Work instructions — Set down each entry exactly; omit images.

######

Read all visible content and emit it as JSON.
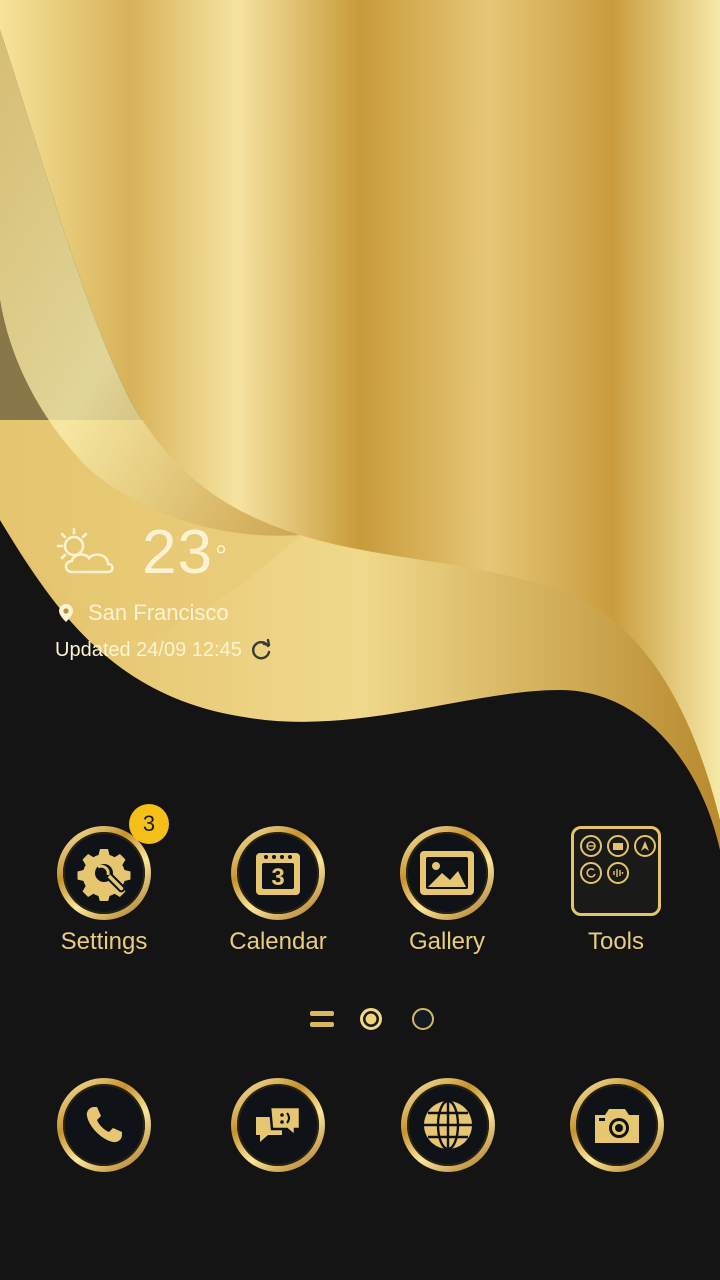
{
  "weather": {
    "temperature": "23",
    "degree_symbol": "°",
    "location": "San Francisco",
    "updated": "Updated 24/09 12:45",
    "icon": "partly-cloudy-icon"
  },
  "apps": [
    {
      "label": "Settings",
      "icon": "settings-gear-icon",
      "badge": "3"
    },
    {
      "label": "Calendar",
      "icon": "calendar-icon",
      "date": "3"
    },
    {
      "label": "Gallery",
      "icon": "gallery-icon"
    },
    {
      "label": "Tools",
      "icon": "tools-folder-icon"
    }
  ],
  "page_indicator": {
    "pages": 2,
    "current": 1
  },
  "dock": [
    {
      "icon": "phone-icon"
    },
    {
      "icon": "messages-icon"
    },
    {
      "icon": "browser-globe-icon"
    },
    {
      "icon": "camera-icon"
    }
  ],
  "colors": {
    "gold": "#e3c46c",
    "badge": "#f4bf18",
    "background": "#141414"
  }
}
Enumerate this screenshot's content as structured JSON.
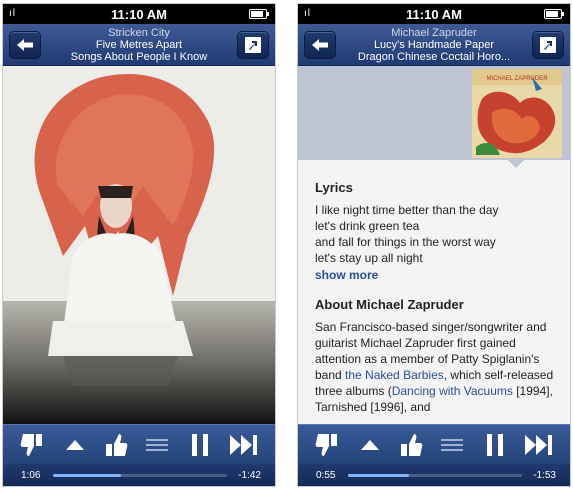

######

Written answer —
Read all visible content and emit it as JSON.
{
  "weather": {
    "temperature": "23",
    "degree_symbol": "°",
    "location": "San Francisco",
    "updated": "Updated 24/09 12:45",
    "icon": "partly-cloudy-icon"
  },
  "apps": [
    {
      "label": "Settings",
      "icon": "settings-gear-icon",
      "badge": "3"
    },
    {
      "label": "Calendar",
      "icon": "calendar-icon",
      "date": "3"
    },
    {
      "label": "Gallery",
      "icon": "gallery-icon"
    },
    {
      "label": "Tools",
      "icon": "tools-folder-icon"
    }
  ],
  "page_indicator": {
    "pages": 2,
    "current": 1
  },
  "dock": [
    {
      "icon": "phone-icon"
    },
    {
      "icon": "messages-icon"
    },
    {
      "icon": "browser-globe-icon"
    },
    {
      "icon": "camera-icon"
    }
  ],
  "colors": {
    "gold": "#e3c46c",
    "badge": "#f4bf18",
    "background": "#141414"
  }
}
Enumerate this screenshot's content as structured JSON.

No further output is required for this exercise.